- _Records for processing_
══════════
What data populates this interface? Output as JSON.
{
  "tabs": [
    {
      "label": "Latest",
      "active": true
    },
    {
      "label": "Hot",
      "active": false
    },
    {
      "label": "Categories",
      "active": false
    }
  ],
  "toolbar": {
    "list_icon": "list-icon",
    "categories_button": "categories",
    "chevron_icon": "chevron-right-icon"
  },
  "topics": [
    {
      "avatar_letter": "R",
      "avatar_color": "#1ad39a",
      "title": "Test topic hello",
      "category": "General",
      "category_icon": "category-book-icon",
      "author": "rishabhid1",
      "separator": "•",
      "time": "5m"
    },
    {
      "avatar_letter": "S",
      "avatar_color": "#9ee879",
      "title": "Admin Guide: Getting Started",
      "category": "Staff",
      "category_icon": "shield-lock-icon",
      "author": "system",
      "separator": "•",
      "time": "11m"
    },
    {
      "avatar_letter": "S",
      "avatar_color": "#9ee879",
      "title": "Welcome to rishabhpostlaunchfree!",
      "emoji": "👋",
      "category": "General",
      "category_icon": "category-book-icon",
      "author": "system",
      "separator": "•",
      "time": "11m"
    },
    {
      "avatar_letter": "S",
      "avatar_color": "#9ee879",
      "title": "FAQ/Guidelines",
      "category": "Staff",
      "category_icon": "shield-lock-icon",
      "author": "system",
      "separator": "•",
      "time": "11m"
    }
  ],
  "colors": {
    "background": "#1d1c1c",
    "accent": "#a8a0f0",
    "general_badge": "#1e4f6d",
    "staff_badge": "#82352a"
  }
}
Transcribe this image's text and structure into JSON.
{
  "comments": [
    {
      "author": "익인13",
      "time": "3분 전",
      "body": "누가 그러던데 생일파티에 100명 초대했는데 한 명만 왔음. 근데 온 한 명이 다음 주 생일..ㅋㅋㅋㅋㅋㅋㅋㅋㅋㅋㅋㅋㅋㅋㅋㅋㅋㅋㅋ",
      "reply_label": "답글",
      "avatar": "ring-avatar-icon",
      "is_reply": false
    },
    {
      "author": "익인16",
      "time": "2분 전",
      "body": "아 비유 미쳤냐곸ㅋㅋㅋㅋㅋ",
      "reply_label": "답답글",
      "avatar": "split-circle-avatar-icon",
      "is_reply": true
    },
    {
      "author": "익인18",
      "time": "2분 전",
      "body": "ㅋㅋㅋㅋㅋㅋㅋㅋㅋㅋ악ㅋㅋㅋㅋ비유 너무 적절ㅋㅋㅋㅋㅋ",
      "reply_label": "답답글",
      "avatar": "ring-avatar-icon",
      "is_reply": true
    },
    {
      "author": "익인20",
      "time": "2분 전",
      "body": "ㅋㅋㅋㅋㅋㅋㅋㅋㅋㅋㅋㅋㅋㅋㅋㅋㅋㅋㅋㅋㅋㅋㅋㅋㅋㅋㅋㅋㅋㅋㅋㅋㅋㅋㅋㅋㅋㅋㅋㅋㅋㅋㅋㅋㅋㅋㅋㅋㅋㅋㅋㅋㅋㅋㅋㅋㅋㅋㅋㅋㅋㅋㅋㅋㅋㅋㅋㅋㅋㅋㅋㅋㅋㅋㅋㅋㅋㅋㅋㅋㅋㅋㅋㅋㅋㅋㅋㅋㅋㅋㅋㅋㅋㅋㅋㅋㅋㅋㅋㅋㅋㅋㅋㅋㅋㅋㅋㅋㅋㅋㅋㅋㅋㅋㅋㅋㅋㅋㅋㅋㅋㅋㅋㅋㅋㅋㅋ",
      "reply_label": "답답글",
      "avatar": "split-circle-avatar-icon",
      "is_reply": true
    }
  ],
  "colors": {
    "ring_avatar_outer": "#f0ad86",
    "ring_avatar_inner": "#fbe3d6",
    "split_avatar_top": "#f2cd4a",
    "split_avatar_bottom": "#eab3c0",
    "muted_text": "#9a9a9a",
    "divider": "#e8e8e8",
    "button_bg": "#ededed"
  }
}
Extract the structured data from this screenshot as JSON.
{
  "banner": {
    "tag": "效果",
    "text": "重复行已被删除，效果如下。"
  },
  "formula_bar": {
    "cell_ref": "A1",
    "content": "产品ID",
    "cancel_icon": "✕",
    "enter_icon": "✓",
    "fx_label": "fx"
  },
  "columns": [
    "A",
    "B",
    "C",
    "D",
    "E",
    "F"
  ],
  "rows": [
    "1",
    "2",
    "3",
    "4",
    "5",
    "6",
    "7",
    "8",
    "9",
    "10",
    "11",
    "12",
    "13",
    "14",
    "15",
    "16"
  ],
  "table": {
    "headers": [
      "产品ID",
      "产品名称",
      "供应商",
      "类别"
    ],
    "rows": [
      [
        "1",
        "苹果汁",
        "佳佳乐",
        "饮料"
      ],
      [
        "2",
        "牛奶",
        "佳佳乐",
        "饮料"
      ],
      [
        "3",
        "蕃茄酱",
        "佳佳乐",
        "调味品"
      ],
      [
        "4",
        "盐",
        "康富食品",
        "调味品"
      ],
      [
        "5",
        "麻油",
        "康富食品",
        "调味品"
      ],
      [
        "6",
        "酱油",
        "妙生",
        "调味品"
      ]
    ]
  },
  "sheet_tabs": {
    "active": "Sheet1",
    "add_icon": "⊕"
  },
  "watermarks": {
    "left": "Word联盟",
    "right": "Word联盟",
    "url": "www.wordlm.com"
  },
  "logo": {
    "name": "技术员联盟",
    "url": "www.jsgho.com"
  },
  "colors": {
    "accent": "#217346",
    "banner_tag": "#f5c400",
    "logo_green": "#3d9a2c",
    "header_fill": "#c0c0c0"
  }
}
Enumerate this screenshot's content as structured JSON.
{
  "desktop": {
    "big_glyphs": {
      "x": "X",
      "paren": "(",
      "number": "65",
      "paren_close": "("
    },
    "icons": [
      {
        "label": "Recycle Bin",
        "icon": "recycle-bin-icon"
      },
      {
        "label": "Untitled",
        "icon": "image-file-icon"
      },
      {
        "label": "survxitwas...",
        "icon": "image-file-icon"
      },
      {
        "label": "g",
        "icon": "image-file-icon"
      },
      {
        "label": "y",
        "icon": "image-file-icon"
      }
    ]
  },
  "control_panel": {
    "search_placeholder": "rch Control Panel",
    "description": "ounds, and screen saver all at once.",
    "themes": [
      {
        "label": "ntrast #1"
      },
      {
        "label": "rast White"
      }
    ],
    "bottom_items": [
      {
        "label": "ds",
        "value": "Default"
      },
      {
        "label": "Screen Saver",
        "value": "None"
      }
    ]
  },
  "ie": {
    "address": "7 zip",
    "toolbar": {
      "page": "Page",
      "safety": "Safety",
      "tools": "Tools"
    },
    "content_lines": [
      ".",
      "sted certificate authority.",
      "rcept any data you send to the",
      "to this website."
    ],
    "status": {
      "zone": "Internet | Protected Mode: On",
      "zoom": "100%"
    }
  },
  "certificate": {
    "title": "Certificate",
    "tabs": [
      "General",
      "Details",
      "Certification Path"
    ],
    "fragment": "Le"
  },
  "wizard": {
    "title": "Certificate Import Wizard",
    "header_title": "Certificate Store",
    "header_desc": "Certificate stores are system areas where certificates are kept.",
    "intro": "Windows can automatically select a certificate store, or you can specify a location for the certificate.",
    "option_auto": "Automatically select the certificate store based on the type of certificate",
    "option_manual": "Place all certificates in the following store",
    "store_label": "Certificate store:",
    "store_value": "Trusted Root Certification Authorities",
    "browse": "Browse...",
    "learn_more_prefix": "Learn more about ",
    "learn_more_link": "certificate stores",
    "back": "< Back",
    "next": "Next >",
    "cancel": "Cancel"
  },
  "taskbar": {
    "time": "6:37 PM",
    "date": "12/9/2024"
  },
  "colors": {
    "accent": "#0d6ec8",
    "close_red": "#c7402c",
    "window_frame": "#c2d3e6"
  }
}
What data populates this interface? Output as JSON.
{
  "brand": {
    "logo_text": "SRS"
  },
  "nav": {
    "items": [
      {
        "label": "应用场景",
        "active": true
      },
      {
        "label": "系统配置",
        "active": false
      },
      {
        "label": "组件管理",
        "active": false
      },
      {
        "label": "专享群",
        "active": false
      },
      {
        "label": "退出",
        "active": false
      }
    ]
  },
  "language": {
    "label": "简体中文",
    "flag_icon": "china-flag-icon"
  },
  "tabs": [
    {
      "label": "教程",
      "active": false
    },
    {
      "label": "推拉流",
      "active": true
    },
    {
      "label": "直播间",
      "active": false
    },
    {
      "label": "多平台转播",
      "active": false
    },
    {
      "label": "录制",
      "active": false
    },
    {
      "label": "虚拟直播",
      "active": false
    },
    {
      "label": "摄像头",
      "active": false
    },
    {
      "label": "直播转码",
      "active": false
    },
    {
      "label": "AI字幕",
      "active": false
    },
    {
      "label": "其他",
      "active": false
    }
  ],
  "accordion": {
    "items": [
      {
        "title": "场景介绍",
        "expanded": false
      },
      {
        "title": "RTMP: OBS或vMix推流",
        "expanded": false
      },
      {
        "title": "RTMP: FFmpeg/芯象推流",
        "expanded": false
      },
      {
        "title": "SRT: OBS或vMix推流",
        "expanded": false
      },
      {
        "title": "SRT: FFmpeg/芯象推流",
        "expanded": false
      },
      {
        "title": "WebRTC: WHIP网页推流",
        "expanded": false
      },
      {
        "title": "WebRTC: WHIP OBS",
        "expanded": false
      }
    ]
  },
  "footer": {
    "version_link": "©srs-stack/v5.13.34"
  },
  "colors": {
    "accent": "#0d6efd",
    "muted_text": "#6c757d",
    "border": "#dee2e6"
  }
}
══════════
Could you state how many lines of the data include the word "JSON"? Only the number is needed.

5